Warm Up & Cool Down

No, that's not a clever way to discuss the current weather patterns in Portland. Warming up prior to you work out or exercise routine and cooling down after are just as important as your activity. 

Warming up increases the temperature of your muscles for increased flexibility and mobility. It also dilates your blood vessels to increase oxygen flow throughout the body. A warm up slowly raises your heart rate and reduces stress on your heart. When you include a stretch in your warm up you increase range of motion and mobility in your joints preventing injury. Warm up for at least 5-10 minutes doing a similar activity to the one you have planned (walk before a run). 

Cooling down allows your heart rate to come down gradually and your blood vessels to contract so you don't pass out or feel sick. Including a stretch in your cool down will help the build up of lactic acid (known for soreness and stiffness) in your muscles. Hold each stretch for 15-30 seconds and don't bounce. 

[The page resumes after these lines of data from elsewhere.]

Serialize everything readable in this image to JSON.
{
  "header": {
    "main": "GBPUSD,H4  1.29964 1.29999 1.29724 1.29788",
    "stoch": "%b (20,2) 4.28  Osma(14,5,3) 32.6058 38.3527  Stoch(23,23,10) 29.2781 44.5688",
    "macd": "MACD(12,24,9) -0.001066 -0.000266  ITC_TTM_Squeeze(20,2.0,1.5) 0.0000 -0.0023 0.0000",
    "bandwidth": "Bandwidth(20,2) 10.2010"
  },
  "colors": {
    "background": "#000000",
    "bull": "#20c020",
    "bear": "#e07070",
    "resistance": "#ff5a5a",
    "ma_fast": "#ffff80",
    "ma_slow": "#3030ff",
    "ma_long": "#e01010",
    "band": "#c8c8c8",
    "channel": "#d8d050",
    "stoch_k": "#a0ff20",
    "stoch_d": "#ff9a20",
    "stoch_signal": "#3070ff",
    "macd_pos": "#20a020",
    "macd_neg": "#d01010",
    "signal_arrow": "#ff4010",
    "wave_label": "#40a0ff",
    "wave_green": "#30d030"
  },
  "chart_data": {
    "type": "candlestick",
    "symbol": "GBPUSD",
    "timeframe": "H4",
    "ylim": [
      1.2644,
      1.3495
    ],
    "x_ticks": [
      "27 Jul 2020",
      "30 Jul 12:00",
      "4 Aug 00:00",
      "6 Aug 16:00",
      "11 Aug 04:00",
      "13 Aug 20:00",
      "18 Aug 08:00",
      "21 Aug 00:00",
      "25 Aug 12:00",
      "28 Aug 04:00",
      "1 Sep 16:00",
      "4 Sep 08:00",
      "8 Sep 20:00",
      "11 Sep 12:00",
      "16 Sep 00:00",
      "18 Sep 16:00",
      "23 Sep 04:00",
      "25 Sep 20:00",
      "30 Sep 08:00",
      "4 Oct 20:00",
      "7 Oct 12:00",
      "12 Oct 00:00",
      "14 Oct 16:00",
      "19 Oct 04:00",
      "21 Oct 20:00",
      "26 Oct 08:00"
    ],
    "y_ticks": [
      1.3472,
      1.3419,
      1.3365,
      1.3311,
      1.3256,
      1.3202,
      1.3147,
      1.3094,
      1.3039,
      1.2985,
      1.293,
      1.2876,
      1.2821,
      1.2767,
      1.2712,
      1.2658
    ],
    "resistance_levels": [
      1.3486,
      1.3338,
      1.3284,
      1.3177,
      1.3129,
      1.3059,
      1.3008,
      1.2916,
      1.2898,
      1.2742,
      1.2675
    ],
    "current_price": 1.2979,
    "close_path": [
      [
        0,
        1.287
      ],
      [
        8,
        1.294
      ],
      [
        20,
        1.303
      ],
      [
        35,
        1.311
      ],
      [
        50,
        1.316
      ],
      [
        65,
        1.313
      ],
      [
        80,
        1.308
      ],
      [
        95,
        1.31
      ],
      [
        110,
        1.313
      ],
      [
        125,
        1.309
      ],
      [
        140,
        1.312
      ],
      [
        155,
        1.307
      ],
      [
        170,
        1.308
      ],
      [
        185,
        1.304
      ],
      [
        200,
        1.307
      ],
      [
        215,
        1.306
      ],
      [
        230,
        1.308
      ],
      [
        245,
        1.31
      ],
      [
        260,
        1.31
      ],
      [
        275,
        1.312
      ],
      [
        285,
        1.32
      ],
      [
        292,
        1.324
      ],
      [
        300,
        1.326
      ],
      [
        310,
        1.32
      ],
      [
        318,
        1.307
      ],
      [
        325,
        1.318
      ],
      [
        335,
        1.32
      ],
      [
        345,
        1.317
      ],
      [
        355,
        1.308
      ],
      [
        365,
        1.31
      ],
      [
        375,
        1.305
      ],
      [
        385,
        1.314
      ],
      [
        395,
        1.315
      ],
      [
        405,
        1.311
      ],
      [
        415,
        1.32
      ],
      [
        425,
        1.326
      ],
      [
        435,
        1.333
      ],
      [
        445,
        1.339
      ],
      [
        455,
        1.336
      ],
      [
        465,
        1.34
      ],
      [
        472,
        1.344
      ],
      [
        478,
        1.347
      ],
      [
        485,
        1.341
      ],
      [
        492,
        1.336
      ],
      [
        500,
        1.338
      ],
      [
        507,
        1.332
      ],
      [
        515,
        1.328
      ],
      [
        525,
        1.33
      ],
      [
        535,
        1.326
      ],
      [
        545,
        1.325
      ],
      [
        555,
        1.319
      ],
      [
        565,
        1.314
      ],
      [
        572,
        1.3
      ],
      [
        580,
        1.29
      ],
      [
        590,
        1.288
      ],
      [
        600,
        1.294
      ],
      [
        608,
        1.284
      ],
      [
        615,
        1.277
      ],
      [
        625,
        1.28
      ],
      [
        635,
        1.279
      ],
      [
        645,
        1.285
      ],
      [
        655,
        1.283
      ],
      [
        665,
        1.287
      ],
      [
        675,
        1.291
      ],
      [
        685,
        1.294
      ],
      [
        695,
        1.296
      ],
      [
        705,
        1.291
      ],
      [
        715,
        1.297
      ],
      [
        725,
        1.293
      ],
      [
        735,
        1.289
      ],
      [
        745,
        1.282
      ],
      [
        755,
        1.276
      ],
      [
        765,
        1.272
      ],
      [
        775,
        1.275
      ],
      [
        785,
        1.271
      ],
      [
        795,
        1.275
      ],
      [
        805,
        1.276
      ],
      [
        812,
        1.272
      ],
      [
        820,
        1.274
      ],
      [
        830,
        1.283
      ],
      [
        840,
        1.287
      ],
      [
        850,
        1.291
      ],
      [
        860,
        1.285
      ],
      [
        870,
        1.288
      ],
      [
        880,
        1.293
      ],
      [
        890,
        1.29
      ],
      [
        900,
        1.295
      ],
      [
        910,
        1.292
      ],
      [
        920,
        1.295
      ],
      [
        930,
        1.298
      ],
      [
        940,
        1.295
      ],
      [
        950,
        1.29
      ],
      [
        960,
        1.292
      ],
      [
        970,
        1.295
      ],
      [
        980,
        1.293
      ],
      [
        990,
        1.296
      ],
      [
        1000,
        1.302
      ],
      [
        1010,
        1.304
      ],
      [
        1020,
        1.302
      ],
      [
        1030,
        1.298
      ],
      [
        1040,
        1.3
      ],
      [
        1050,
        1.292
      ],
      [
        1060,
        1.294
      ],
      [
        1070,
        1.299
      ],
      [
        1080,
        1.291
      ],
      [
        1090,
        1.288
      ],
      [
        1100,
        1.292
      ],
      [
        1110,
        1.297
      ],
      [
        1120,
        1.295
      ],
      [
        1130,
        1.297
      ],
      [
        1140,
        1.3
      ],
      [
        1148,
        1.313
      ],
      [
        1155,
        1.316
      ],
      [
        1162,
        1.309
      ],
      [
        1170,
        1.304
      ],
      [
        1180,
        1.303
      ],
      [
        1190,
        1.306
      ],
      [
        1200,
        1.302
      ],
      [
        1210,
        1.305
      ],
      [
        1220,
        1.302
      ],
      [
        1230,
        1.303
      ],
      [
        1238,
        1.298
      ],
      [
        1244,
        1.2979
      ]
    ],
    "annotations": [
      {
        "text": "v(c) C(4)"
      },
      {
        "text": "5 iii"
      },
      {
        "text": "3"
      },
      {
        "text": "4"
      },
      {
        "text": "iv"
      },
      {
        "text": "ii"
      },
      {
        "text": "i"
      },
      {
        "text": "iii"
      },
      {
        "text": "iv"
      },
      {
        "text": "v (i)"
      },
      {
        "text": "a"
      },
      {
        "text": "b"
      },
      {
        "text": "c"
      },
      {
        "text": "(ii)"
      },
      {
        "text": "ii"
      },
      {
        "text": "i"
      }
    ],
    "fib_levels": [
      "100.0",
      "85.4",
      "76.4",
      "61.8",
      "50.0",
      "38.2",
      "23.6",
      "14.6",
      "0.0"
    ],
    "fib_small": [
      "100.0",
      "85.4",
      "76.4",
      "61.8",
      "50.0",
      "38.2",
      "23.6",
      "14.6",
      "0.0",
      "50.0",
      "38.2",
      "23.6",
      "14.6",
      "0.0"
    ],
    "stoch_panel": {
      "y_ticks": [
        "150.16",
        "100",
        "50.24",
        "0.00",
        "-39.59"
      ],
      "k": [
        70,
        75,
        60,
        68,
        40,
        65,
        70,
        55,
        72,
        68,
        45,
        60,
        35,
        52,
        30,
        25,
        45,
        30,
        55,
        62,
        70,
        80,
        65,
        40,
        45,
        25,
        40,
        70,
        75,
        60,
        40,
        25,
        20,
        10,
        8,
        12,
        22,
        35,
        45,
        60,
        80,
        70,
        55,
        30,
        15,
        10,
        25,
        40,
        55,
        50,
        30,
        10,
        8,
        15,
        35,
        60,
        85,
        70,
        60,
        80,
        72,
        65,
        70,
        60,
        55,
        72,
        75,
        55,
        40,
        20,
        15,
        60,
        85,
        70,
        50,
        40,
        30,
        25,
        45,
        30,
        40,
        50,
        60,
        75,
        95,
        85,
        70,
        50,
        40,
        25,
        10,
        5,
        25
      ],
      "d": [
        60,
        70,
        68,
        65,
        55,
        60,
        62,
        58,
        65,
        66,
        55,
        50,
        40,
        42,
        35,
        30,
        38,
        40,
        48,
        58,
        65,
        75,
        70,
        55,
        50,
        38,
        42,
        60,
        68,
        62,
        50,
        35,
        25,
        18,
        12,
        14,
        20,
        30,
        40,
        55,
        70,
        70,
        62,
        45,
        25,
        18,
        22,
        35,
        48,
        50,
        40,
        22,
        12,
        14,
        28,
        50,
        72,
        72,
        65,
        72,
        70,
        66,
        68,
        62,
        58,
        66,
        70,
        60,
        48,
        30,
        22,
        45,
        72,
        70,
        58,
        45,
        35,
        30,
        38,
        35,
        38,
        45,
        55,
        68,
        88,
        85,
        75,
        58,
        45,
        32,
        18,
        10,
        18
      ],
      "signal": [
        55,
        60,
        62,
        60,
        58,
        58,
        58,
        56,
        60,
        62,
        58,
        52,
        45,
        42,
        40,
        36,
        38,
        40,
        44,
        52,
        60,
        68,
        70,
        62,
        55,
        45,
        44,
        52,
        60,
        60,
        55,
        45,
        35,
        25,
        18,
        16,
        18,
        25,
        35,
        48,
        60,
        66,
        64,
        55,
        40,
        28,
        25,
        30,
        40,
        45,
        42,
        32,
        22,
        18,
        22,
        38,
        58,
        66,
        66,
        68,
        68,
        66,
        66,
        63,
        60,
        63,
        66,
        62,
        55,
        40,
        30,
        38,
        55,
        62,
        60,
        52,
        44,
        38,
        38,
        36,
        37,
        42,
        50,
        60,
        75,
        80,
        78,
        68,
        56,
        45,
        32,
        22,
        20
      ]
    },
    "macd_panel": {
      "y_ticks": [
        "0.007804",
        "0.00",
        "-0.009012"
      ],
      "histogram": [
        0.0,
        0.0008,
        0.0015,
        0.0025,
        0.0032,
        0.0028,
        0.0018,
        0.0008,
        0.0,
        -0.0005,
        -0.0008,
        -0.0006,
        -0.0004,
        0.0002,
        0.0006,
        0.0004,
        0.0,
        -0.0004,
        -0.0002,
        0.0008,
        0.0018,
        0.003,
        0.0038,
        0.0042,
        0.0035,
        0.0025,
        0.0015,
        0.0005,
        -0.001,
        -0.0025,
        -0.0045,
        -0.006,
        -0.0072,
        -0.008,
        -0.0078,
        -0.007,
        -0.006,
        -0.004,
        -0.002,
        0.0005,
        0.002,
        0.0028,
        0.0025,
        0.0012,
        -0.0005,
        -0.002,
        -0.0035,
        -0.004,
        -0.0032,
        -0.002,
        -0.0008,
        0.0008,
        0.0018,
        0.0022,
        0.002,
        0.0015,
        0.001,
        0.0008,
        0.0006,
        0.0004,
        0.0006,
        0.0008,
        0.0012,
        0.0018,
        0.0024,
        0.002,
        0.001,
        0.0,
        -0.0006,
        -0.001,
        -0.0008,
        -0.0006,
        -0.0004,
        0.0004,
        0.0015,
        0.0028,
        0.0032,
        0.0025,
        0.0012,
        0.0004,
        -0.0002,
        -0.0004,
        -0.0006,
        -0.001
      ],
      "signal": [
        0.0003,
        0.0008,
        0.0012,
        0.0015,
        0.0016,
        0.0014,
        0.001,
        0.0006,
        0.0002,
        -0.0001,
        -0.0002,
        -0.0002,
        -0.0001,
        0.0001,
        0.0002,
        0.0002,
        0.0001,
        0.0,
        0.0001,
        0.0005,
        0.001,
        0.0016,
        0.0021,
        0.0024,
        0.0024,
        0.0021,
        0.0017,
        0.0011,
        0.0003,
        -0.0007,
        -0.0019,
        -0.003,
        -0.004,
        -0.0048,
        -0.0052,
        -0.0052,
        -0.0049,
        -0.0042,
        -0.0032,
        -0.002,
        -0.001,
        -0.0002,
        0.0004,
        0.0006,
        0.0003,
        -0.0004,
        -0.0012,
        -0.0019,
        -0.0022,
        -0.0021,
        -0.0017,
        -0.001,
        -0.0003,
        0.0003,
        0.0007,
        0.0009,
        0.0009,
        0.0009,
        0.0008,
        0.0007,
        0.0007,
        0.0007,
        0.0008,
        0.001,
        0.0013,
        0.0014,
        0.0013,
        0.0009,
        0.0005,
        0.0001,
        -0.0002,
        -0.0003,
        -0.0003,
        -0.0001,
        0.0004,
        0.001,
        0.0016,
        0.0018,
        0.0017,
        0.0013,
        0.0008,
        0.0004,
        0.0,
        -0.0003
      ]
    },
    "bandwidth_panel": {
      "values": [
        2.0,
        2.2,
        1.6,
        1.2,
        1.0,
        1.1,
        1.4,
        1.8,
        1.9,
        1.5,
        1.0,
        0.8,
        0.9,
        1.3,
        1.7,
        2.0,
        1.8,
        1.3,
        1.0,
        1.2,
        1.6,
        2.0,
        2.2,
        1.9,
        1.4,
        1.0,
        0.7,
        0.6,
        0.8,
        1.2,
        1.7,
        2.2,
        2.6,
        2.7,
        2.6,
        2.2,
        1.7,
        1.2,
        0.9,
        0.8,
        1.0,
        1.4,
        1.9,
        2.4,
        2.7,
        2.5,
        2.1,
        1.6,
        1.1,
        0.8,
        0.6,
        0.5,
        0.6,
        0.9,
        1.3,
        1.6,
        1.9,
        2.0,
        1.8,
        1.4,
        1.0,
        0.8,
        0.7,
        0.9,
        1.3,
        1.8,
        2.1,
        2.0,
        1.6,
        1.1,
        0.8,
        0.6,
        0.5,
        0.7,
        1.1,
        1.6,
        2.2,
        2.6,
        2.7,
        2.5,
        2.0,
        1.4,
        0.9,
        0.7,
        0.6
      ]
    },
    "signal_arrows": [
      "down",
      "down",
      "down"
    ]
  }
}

Including these in your summer activities will help improve your overall health. 

Gardening Can Be Hard on Your Body

Spring is a great time to get outside and garden. But the bending and lifting can be hard on your body. Make sure that you stretch and warm up prior to getting in the garden! Here are some great stretches for the garden:

- Stand and balance yourself on one foot. Grab your ankle from behind and pull your heel towards your buttocks. Hold the stretch for at least 30 seconds. Release and switch legs. 

- Weave your fingers together and press your palms towards the sky. Lean to one side and then slowly to the other. Hold for at least 15 seconds on each side. 

- Put your arms around yourself and "hug" yourself. Rotate back and forth to each side slowly. 

- Finally, chiropractic care can help! 

Read more about gardening tips and tricks for your body.

Get Out and Do Something Active!

May is National Physical Fitness & Sports Month so get out there and get active! Regular physical activity can help prevent chronic diseases such as heart disease, cancer, and stroke. Exercising regularly strengthens muscles, reduces fat, controls your weight, and improves your sleep (among other things). 

There are lots of way for adults to get the recommended 30 minutes per day of physical activity. It doesn't have to mean going to gym or a spin class. Look for ways to incorporate into your every day life like taking the stairs or parking your car farther away from your intended destination. 

You can also add balancing exercises into your routine in order to improve muscle control and function. Stretching during TV time is also an easy activity to improve flexibility to reduce the risk of injury. 

A few other fun ways to stay active (especially as the weather improves): plant and care for a vegetable garden, wash the car, take a walk to catch up with a friend instead of calling them, take your coffee on a walk during your break, and walk the dog as a whole family. 

Get out there and get active! 

Essential Oils for Pain Relief

Rosehip oil isn't just for your face. It's been shown to have anti inflammatory properties that can help reduce joint pain. It can be a good alternative for those who can't take NSAIDs. 

In addition to lavender oil being calming and something that can help relieve anxiety, a 2012 study found that inhaling lavender oil helped relieve migraine pain. It's also been found to have anti-inflammatory properties. 

Eucalyptus oil also has pain relieving and anti-inflammatory properties. A 2013 study found that it can lower blood pressure when inhaled. 

Suffering from IBS including abdominal pain? Peppermint oil can help with that (but consult your doctor first). It's also been shown to help relieve tension headaches when used topically. 

This article has 5 additional oils that have been shown to have pain relieving properties. 


Massage and Your Health

Massage isn't just for relaxation. Sure, it can improve stress levels and calm those jittery nerves but it also has the ability to help heal injuries. Some of the different massage techniques are listed on our site. The Mayo Clinic published an article discussing the benefits of massage for relieving a wide variety of issues including digestive disorders, headaches, and sports injuries. 

Some of the questions we get about massage include:

What should I expect during my first massage therapy visit? 

Where will my massage session take place and what should I wear? 

What do I do during a massage therapy treatment? 

How should I expect to feel after my massage? 

These questions, their answers and more can be read on our massage FAQ page.